Philippine Public Hospitals Called to Expand Hemodialysis Services Amid Rising CKD Cases


Quezon City, Philippines – Representative Marvin Rillo of Quezon City’s 4th District has called on public hospitals to enhance their hemodialysis capabilities in response to the increasing number of Filipinos suffering from chronic kidney disease (CKD). This appeal was made as the nation observes National Kidney Month, which focuses on raising awareness about the severe impact of renal diseases.



According to Philippines News Agency, he encouraged public hospitals to apply for additional funding through the Health Facilities Enhancement Program (HFEP). The HFEP, which supports the construction, upgrading, and expansion of public healthcare facilities, as well as the procurement of medical equipment, has been allocated PHP 28.5 billion in the 2024 General Appropriations Law. Rillo highlighted the importance of increasing hemodialysis stations to accommodate the growing number of CKD patients who require regular treatments.



CKD is a major health concern in the Philippines, leading to significant morbidity and mortality rates.
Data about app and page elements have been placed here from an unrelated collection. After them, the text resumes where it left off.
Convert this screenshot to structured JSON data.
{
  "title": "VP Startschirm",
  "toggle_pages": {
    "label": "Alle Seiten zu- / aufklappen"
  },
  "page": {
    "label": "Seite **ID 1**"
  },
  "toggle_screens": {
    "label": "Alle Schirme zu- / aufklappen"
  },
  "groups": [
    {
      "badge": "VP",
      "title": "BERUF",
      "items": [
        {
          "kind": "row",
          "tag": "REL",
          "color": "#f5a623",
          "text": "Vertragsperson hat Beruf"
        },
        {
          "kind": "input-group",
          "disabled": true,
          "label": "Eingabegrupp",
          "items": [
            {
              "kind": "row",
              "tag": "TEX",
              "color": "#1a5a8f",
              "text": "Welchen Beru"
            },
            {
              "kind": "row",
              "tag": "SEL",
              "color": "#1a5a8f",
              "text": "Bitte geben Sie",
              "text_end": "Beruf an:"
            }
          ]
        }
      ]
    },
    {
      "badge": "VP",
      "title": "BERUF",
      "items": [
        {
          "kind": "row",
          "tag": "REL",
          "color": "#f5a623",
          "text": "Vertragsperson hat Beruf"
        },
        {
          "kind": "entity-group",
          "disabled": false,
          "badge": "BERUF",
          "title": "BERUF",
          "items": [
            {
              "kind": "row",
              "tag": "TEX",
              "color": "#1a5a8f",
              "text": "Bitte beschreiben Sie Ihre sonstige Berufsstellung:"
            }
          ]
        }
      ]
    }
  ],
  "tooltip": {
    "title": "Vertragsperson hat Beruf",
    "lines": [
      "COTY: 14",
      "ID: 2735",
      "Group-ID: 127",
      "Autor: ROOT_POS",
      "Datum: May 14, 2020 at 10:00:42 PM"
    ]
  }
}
Patients with CKD typically need hemodialysis up to three times a week, with each session lasting about four hours. Rillo emphasized that expanding access to hemodialysis is crucial for improving the quality of life for those affected.



In an effort to enhance treatment accessibility, Rillo facilitated a partnership last month between East Avenue Medical Center in Quezon City and Passion Healthcare Philippines Inc., aimed at providing ongoing hemodialysis services to underprivileged patients. Furthermore, Rillo had previously initiated a program offering free hemodialysis treatments in Barangay UP Campus.



The demand for hemodialysis remains high, as evidenced by the Philippine Health Insurance Corp. (PhilHealth) recording 3,627,350 procedure claims in 2023 alone, with an expenditure of PHP 17.4 billion. The National Kidney and Transplant Institute (NKTI) is also engaging with Congress and the Department of Health to discuss potential amendments to the Organ Donation Act and other related policies, reflecting the pressing need for enhanced CKD care and treatment options.



NKTI’s Public Health Unit head, Dr. Maria Angeles Marbella, noted an increase of 8,000 hemodialysis patients from the previous year, significantly higher than the annual increases of 2,000 to 3,000 seen in past years, underscoring the urgency of addressing this health crisis.